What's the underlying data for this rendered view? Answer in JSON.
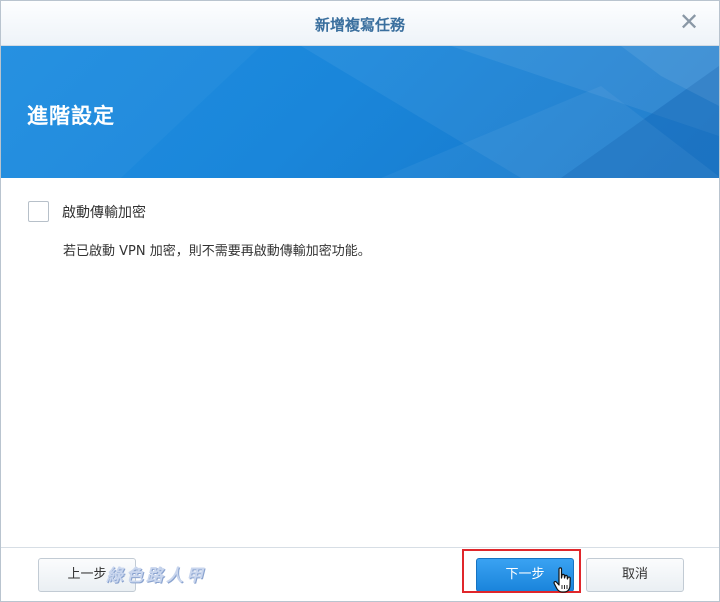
{
  "dialog": {
    "title": "新增複寫任務",
    "close_icon": "close-icon"
  },
  "banner": {
    "title": "進階設定"
  },
  "content": {
    "encryption_checkbox": {
      "label": "啟動傳輸加密",
      "checked": false
    },
    "hint": "若已啟動 VPN 加密，則不需要再啟動傳輸加密功能。"
  },
  "footer": {
    "prev_label": "上一步",
    "next_label": "下一步",
    "cancel_label": "取消"
  },
  "watermark": "綠色路人甲",
  "colors": {
    "banner": "#1a86da",
    "primary_button": "#1a84db",
    "highlight": "#e0262b",
    "title": "#3a6f9e"
  }
}
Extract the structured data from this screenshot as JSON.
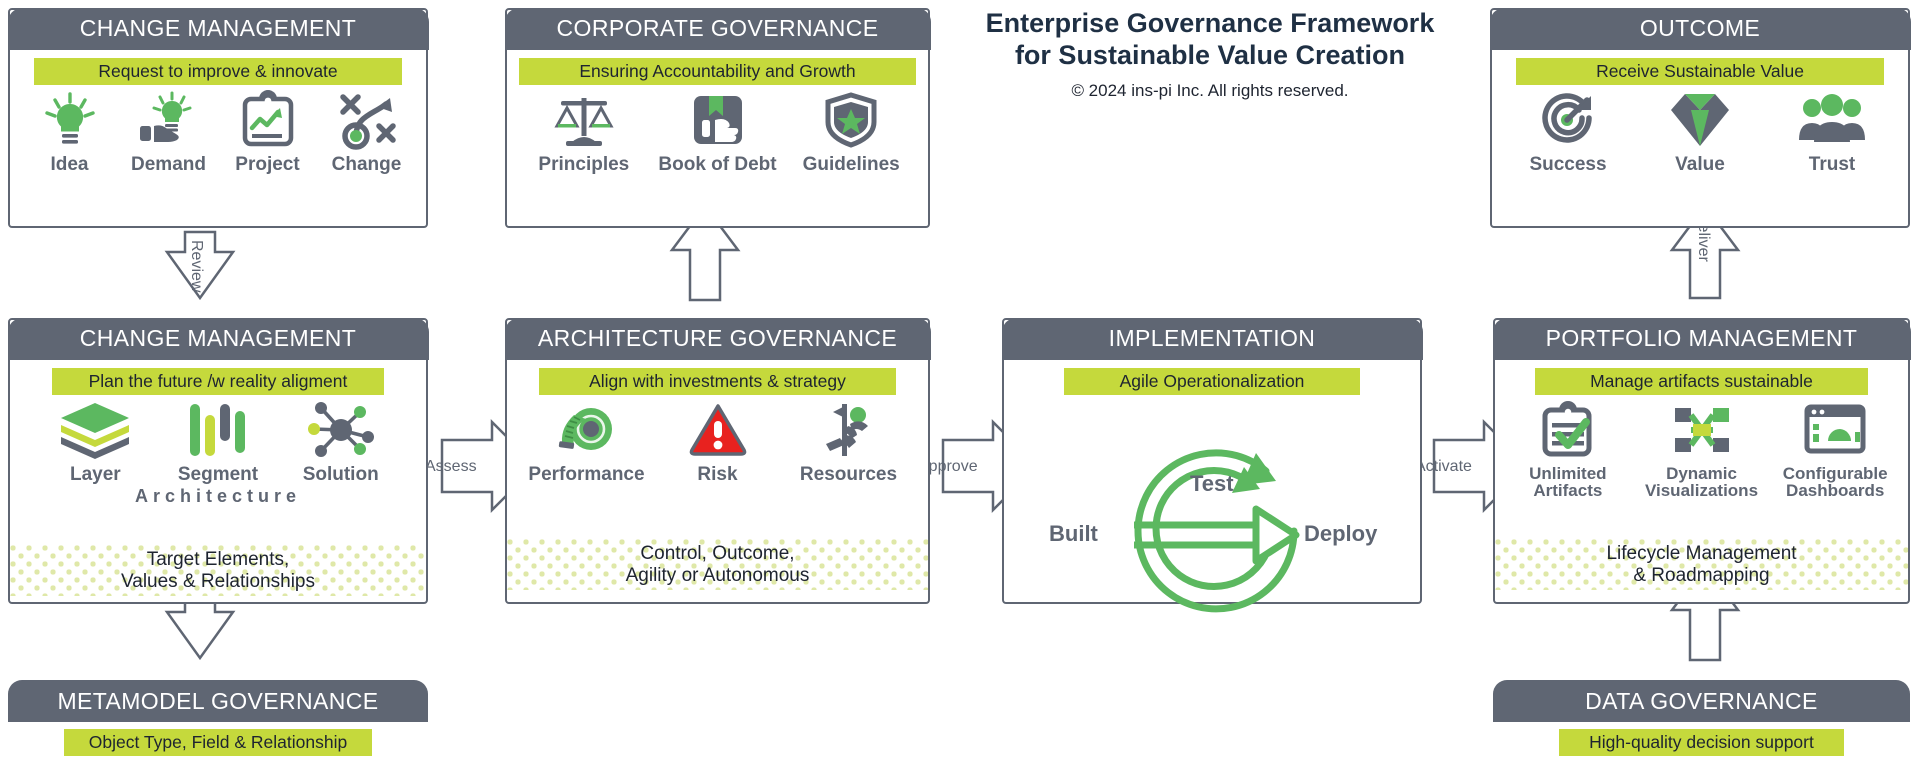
{
  "title": {
    "line1": "Enterprise Governance Framework",
    "line2": "for Sustainable Value Creation",
    "copyright": "© 2024 ins-pi Inc. All rights reserved."
  },
  "colors": {
    "slate": "#5f6673",
    "lime": "#c5d93c",
    "green": "#5cb860",
    "red": "#e8221f",
    "navy": "#1f3044",
    "dots": "#dfe8a8"
  },
  "cards": {
    "change_management_top": {
      "header": "CHANGE MANAGEMENT",
      "subtitle": "Request to improve & innovate",
      "icons": [
        {
          "label": "Idea",
          "icon": "lightbulb-icon"
        },
        {
          "label": "Demand",
          "icon": "hand-bulb-icon"
        },
        {
          "label": "Project",
          "icon": "clipboard-chart-icon"
        },
        {
          "label": "Change",
          "icon": "change-path-icon"
        }
      ]
    },
    "corporate_governance": {
      "header": "CORPORATE GOVERNANCE",
      "subtitle": "Ensuring Accountability and Growth",
      "icons": [
        {
          "label": "Principles",
          "icon": "scales-icon"
        },
        {
          "label": "Book of Debt",
          "icon": "book-thumb-icon"
        },
        {
          "label": "Guidelines",
          "icon": "shield-star-icon"
        }
      ]
    },
    "outcome": {
      "header": "OUTCOME",
      "subtitle": "Receive Sustainable Value",
      "icons": [
        {
          "label": "Success",
          "icon": "target-arrow-icon"
        },
        {
          "label": "Value",
          "icon": "diamond-icon"
        },
        {
          "label": "Trust",
          "icon": "people-group-icon"
        }
      ]
    },
    "change_management_mid": {
      "header": "CHANGE MANAGEMENT",
      "subtitle": "Plan the future /w reality aligment",
      "icons": [
        {
          "label": "Layer",
          "icon": "layers-icon"
        },
        {
          "label": "Segment",
          "icon": "bars-icon"
        },
        {
          "label": "Solution",
          "icon": "network-node-icon"
        }
      ],
      "group_label": "Architecture",
      "footer_line1": "Target Elements,",
      "footer_line2": "Values & Relationships"
    },
    "architecture_governance": {
      "header": "ARCHITECTURE GOVERNANCE",
      "subtitle": "Align with investments & strategy",
      "icons": [
        {
          "label": "Performance",
          "icon": "measuring-tape-icon"
        },
        {
          "label": "Risk",
          "icon": "warning-triangle-icon"
        },
        {
          "label": "Resources",
          "icon": "person-running-icon"
        }
      ],
      "footer_line1": "Control, Outcome,",
      "footer_line2": "Agility or Autonomous"
    },
    "implementation": {
      "header": "IMPLEMENTATION",
      "subtitle": "Agile Operationalization",
      "cycle": {
        "top": "Test",
        "left": "Built",
        "right": "Deploy"
      }
    },
    "portfolio_management": {
      "header": "PORTFOLIO MANAGEMENT",
      "subtitle": "Manage artifacts sustainable",
      "icons": [
        {
          "label": "Unlimited\nArtifacts",
          "label1": "Unlimited",
          "label2": "Artifacts",
          "icon": "clipboard-check-icon"
        },
        {
          "label": "Dynamic\nVisualizations",
          "label1": "Dynamic",
          "label2": "Visualizations",
          "icon": "flow-diagram-icon"
        },
        {
          "label": "Configurable\nDashboards",
          "label1": "Configurable",
          "label2": "Dashboards",
          "icon": "dashboard-icon"
        }
      ],
      "footer_line1": "Lifecycle Management",
      "footer_line2": "& Roadmapping"
    },
    "metamodel_governance": {
      "header": "METAMODEL GOVERNANCE",
      "subtitle": "Object Type, Field & Relationship"
    },
    "data_governance": {
      "header": "DATA GOVERNANCE",
      "subtitle": "High-quality decision support"
    }
  },
  "connectors": [
    {
      "label": "Review"
    },
    {
      "label": "Assess"
    },
    {
      "label": "Approve"
    },
    {
      "label": "Activate"
    },
    {
      "label": "Deliver"
    }
  ]
}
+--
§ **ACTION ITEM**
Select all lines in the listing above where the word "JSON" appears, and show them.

§ **ANSWER TO THE EXERCISE**
What's the underlying data for this rendered view? Answer in JSON.
Extract the structured data from this screenshot as JSON.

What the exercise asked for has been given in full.